One Way to Get Your Ring in the Papers

Man sues ex to return engagement ring—or pay up

The New York Post reports that a man is suing his former fiancée so that she will return the $30,000 engagement ring that he gave her when he proposed.

At a time when viral engagement videos and over-the-top proposals are on trend, this now-famous ring is getting eyeballs for less than stellar reasons. 

Philip Langer wants Ashley Jae Chesler to return the ring or pay him the $30,000 that he spent on it.

Chesler called off the engagement, but has refused to return the custom-made ring, which features a 2.52 ct. diamond surrounded by 34 rubies and 55 diamonds.

According to the website of New York attorney David Badanes, engagement rings are viewed by law as a “conditional gift” governed by “no-fault” rules, meaning that if the engagement does not result in marriage, the one who has given the ring has rights to it.
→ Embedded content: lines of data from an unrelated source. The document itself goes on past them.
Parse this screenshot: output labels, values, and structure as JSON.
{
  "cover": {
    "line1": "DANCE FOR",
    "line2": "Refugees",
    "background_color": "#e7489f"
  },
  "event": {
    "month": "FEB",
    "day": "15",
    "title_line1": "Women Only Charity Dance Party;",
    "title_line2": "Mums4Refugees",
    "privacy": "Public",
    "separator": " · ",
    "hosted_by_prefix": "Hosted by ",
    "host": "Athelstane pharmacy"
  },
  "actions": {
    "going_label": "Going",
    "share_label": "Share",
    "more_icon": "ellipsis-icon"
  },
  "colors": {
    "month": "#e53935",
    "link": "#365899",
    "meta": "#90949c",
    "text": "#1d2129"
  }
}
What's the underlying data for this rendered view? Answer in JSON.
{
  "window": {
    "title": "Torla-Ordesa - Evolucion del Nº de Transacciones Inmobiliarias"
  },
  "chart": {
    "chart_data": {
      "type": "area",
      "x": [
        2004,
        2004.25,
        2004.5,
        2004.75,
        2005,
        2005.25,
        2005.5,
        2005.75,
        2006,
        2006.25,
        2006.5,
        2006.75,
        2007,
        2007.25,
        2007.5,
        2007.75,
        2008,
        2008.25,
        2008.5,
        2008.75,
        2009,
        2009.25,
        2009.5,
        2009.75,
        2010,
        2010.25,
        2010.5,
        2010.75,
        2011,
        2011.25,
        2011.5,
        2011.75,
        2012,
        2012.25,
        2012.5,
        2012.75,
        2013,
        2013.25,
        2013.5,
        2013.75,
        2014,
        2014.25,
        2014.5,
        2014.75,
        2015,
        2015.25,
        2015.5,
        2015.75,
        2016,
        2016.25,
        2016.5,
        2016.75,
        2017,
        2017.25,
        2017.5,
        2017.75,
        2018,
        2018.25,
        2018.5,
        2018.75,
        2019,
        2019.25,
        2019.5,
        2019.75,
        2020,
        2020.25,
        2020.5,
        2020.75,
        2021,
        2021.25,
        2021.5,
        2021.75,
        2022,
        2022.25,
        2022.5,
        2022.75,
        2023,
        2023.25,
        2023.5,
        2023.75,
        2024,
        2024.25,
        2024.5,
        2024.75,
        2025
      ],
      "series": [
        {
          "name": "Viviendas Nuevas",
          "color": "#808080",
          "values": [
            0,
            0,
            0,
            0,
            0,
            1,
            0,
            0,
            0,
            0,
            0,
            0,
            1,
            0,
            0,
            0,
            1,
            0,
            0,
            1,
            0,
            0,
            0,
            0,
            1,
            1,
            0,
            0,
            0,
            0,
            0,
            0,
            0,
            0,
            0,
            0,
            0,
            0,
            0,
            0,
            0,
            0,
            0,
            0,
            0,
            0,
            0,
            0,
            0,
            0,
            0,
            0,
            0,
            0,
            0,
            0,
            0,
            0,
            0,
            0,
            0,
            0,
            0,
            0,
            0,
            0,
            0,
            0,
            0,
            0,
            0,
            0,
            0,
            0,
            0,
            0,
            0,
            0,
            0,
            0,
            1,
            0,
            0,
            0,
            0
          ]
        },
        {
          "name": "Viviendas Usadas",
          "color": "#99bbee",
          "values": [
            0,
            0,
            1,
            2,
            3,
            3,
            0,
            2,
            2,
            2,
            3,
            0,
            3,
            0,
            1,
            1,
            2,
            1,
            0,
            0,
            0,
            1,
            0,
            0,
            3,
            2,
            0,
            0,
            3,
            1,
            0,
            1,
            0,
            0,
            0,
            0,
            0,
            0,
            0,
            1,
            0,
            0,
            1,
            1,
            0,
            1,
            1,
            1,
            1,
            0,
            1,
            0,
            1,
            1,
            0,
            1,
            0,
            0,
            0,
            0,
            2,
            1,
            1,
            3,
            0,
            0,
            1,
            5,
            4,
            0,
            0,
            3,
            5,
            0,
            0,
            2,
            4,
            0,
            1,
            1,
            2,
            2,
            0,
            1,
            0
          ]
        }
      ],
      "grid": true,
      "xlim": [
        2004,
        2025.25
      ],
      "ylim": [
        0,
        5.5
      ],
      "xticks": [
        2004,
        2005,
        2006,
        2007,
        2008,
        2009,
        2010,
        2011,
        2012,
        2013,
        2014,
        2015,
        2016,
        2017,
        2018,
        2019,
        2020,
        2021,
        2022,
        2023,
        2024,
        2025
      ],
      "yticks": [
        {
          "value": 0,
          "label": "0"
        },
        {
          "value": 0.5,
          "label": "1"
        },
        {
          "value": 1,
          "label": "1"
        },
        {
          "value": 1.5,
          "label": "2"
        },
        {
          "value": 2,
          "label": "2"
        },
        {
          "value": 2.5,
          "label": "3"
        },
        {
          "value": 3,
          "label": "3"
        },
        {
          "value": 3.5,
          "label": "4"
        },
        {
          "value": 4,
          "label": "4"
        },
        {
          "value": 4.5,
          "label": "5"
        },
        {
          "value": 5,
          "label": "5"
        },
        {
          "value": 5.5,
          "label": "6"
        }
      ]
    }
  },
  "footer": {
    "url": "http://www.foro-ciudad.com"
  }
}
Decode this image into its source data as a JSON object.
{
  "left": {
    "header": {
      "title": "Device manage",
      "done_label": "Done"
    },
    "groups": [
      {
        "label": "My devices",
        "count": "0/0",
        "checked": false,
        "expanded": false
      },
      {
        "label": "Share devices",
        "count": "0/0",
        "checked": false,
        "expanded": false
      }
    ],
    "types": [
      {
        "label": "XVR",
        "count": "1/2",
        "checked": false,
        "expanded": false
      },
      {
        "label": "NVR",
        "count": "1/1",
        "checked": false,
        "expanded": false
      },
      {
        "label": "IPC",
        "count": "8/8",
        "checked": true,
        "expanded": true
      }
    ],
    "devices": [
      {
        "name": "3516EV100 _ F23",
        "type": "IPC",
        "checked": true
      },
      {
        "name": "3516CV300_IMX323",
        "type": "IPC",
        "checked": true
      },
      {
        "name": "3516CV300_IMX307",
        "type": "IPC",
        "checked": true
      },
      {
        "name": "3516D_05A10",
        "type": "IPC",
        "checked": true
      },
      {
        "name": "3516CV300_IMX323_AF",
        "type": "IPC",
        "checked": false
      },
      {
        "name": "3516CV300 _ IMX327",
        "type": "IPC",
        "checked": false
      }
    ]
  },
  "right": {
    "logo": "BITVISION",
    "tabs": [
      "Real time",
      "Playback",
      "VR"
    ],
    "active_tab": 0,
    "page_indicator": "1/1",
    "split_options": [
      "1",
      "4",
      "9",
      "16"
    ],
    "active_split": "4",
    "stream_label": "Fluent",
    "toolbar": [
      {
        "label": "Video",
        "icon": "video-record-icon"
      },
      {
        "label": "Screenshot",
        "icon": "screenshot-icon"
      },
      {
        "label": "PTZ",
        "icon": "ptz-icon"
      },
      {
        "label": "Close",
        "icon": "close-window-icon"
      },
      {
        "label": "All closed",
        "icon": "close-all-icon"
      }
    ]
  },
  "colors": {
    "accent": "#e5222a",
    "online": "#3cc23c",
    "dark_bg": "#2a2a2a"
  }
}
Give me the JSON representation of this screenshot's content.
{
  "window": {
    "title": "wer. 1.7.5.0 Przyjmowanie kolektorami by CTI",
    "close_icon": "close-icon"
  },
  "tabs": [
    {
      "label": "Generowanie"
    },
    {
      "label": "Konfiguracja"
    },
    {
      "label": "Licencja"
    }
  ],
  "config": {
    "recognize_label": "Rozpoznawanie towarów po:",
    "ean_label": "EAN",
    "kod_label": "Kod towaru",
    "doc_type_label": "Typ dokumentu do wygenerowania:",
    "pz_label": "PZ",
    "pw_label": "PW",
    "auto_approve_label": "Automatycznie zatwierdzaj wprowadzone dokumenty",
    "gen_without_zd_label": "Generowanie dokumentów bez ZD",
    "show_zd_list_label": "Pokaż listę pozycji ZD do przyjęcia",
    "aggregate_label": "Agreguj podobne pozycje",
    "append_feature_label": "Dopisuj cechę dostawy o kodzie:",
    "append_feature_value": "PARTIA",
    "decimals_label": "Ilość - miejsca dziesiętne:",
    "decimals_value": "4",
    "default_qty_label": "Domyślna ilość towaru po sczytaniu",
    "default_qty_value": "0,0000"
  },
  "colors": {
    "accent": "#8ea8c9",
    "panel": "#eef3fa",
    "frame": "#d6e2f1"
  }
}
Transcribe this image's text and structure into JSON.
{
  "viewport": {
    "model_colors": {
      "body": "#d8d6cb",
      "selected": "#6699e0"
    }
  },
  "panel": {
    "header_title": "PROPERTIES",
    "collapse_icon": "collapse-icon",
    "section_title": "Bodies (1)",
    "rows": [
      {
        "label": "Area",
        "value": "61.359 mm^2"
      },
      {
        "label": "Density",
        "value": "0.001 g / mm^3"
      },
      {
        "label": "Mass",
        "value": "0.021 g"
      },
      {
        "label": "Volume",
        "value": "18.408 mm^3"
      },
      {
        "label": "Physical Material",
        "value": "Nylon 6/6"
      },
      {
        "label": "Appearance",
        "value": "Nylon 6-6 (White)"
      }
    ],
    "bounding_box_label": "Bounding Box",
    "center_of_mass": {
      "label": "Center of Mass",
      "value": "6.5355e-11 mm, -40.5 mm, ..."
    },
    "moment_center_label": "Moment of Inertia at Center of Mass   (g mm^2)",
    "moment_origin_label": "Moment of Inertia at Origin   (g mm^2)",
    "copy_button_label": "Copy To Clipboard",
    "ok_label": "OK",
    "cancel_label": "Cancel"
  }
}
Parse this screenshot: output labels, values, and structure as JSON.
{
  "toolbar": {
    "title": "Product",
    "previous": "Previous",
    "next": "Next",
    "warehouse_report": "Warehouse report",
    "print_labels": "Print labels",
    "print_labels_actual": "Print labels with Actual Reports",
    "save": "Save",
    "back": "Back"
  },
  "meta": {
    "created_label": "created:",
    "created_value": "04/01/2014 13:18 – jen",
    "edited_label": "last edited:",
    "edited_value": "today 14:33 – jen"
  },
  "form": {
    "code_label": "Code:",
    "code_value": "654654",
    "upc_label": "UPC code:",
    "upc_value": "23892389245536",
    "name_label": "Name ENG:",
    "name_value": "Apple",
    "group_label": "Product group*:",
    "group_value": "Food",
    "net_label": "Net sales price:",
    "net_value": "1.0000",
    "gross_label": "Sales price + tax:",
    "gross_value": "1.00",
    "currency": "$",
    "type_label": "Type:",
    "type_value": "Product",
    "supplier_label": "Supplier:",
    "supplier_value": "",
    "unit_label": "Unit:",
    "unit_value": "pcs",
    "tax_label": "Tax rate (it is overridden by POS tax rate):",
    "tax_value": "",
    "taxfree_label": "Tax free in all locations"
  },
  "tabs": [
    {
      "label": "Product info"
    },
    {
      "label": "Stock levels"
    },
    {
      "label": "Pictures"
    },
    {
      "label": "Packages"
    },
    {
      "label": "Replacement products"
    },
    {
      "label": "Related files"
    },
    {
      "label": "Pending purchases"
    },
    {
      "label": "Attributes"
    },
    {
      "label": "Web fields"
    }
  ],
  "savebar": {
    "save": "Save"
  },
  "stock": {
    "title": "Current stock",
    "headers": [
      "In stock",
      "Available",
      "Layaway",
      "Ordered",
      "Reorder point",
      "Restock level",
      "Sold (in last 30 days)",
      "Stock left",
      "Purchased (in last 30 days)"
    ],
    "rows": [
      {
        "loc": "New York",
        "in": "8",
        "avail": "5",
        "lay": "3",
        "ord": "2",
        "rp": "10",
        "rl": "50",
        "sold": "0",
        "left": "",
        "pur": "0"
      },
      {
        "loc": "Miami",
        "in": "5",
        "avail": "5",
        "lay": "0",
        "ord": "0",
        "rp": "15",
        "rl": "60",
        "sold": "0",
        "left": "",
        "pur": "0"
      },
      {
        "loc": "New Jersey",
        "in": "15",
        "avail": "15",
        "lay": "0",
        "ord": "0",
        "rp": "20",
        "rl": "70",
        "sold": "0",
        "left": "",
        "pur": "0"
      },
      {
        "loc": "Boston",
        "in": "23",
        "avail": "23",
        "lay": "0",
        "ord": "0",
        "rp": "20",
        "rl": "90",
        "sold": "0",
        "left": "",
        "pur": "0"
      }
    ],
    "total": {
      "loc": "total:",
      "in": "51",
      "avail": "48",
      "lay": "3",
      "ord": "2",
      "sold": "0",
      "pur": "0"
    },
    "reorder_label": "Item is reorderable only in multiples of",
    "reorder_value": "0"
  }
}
Badanes also advises clients to make sure the ring justifies the court costs of getting the ring back, which he says can range from $3,000 to $10,000 or more.